Common Myths and Facts about Learning Disabilities
This week I am continuing to write about learning disabilities in honor of Learning Disability Awareness month. Below are some common myths and facts regarding learning disabilities.
MYTH: Learning disabilities are not common.
FACT: Learning disabilities are common. In the 2010 U.S. Census, 4.6 million Americans reported having a learning disability, and one out of every 20 public school students is identified as having a learning disability.
MYTH: Common causes of learning disabilities include watching too much TV, eating a poor diet, receiving childhood vaccines, or lack of early parent/teacher involvement.
FACT: While the specific nature of learning disabilities within the brain is not completely known, it is known that they arise from neurological differences in brain structures and functions that affect a person’s ability to receive, store, process, retrieve, or communicate information. There is both a genetic component and an increased risk among children who are exposed in utero, or in early development, to toxic materials such as lead.
MYTH: Learning disabilities are linked to a lower IQ.

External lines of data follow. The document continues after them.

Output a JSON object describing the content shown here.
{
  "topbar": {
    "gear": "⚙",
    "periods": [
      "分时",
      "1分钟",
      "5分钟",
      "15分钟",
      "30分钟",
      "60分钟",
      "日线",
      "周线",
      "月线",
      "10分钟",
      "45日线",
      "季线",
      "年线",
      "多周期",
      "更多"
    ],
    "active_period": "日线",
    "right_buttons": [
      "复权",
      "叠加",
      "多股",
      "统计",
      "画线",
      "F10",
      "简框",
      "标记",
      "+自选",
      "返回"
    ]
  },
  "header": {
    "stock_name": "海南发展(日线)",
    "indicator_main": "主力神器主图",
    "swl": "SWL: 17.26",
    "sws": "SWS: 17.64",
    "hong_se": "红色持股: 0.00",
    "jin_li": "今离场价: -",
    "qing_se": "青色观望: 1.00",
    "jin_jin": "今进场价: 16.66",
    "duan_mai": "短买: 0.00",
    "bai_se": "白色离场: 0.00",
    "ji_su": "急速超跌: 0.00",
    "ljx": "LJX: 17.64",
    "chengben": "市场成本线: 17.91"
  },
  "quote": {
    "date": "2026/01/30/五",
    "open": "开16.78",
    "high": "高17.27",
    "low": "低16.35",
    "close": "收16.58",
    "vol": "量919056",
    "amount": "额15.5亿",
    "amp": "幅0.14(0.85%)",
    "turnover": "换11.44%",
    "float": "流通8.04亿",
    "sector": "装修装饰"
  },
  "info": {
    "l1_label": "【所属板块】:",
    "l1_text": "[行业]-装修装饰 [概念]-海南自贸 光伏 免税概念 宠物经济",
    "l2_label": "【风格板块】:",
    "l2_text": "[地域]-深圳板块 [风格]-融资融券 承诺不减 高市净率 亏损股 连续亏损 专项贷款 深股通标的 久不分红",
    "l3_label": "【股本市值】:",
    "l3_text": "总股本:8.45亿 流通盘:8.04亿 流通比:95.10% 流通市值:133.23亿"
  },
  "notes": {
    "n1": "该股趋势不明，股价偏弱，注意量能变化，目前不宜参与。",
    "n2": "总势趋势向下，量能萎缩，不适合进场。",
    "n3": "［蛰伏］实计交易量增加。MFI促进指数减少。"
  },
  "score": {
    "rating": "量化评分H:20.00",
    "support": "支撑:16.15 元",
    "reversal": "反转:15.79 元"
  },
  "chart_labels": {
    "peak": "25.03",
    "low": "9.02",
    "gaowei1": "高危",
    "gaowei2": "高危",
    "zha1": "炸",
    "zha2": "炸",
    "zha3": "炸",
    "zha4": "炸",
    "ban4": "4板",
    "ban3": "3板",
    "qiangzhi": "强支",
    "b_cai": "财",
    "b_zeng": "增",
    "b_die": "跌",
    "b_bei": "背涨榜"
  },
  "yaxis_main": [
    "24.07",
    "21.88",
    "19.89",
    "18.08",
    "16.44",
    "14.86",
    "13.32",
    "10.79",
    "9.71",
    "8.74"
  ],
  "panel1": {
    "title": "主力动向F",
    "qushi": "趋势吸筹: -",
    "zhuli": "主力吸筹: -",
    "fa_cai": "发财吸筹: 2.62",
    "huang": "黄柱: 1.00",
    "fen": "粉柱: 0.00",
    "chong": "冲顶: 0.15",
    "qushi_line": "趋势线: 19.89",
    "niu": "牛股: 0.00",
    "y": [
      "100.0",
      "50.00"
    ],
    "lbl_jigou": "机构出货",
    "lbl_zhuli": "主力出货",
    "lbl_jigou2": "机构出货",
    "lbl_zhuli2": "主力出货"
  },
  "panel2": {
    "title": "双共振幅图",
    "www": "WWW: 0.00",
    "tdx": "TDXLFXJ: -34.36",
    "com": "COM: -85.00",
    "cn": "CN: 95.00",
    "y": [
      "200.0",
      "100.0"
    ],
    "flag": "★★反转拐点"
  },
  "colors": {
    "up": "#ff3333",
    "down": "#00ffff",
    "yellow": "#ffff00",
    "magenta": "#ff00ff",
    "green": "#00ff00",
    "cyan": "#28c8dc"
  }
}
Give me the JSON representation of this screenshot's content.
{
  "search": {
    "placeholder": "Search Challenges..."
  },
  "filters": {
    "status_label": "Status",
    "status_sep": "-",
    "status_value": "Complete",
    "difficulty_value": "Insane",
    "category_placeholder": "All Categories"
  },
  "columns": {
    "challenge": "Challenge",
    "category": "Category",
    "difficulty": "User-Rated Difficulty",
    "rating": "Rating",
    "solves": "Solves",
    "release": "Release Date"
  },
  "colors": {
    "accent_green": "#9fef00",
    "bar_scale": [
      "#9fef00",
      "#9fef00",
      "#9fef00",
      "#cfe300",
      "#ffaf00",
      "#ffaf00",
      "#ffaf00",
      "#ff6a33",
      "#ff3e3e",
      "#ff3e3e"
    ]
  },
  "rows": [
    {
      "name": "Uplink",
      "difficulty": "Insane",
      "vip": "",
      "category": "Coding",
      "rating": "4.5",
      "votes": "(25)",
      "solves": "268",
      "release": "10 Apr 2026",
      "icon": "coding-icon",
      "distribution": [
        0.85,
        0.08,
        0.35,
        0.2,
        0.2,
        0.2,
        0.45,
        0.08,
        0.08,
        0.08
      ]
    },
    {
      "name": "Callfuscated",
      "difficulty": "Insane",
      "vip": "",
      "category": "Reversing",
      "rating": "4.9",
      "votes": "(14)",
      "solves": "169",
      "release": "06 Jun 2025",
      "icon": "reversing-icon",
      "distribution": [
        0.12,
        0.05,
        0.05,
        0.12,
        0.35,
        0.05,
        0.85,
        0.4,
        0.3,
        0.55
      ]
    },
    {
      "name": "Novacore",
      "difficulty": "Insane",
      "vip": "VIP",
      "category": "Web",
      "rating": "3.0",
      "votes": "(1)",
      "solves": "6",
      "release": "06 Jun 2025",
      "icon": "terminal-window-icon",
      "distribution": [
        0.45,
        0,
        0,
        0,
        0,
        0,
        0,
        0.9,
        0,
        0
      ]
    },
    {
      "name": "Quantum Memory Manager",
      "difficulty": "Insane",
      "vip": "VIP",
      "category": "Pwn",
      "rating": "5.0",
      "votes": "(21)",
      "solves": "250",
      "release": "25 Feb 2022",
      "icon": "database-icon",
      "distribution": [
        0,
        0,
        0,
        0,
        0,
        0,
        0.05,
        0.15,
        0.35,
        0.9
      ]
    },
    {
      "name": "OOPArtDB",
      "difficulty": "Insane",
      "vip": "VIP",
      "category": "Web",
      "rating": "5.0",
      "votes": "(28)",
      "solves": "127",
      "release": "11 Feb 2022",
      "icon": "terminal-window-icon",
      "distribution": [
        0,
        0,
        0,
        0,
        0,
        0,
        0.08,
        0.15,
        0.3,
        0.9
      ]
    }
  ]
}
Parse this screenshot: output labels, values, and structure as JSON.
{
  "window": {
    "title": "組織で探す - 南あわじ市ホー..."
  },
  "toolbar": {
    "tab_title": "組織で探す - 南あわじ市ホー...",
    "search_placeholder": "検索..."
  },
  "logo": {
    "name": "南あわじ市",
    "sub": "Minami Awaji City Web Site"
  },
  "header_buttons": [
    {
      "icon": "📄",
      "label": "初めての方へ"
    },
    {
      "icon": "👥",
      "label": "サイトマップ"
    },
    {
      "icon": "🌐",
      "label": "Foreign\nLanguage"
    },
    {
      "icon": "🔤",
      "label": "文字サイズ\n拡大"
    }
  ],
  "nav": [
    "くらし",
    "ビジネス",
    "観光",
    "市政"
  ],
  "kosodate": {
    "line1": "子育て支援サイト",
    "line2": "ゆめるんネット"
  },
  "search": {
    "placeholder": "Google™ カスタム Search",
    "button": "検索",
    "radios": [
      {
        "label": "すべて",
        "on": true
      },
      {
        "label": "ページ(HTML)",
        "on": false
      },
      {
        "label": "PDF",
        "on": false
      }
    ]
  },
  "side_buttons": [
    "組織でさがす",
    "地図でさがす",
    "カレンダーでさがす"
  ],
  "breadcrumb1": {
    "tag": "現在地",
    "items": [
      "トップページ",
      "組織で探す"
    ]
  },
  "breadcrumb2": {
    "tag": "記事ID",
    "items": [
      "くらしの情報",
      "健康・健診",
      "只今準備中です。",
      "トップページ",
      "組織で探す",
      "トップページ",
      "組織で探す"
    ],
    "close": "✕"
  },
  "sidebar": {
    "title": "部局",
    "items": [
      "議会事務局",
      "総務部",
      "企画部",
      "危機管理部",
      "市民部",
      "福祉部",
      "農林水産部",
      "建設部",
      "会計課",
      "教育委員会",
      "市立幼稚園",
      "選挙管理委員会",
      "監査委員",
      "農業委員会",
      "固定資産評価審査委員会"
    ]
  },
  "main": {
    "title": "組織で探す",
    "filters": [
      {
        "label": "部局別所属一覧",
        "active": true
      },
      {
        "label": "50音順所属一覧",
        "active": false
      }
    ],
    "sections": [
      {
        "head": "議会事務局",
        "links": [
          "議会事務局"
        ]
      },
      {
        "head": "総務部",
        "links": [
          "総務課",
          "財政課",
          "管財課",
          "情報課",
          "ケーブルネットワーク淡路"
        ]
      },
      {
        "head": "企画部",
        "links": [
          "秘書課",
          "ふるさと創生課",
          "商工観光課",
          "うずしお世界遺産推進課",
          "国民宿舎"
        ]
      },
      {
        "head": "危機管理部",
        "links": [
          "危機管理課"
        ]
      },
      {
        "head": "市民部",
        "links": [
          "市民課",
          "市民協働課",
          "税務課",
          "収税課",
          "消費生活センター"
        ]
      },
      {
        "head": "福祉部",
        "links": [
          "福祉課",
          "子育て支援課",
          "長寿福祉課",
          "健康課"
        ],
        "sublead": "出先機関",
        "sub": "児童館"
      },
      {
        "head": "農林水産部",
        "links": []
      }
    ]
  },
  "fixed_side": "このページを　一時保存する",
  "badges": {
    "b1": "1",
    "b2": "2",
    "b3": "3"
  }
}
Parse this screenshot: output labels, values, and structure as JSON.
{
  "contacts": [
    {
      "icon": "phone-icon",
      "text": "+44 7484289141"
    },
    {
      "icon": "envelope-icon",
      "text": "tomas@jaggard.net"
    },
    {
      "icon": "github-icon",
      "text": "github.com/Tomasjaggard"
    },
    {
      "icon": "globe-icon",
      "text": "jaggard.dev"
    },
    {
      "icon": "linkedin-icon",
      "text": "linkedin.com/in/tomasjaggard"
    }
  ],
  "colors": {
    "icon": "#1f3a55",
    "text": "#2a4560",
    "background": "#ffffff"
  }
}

FACT: By definition, people with learning disabilities have average or above intelligence. Learning disabilities are not caused by having low cognitive ability (low IQ).
MYTH: People with learning disabilities are lazy.
FACT: People with learning disabilities work just as hard as those without learning disabilities. In fact, it is a requirement of both special education law (IDEA) and medical guidelines (DSM-V) that people with a learning disability/disorder must have a history of receiving interventions in their areas of difficulty before being diagnosed. That means that before someone can be identified as having a learning disability/disorder, she must have done even more work in the area of difficulty on top of the work all students do.
MYTH: People can grow out of learning disabilities.
FACT: Because learning disabilities arise from neurological differences in brain structure, people will not grow out of them. However, with proper evidence-based instruction and the ability to use appropriate accommodations, people with learning disabilities can learn strategies for navigating life by capitalizing on their strengths and bypassing their weaknesses.
MYTH: People with learning disabilities cannot have successful careers.
FACT: As stated above, people with learning disabilities have average or above intelligence and work just as hard as anyone else. If a student is taught effective learning strategies and efficient accommodation use, he can have a very successful career in a variety of fields. Some very successful people with learning disabilities include Richard Branson, Keira Knightley, Jay Leno, and Albert Einstein, just to name a few.
At Springer School and Center, students are taught research-based strategies and effective accommodations, including the use of technology, in order to be their best selves. Springer debunks learning myths for students, and instead teaches them that they can achieve despite their difficulties.
Blogger Stephanie Dunne, Ed.S., is the Center Director at Springer School and Center. Prior to coming to Springer, Stephanie practiced as a school psychologist in public and private schools for ten years.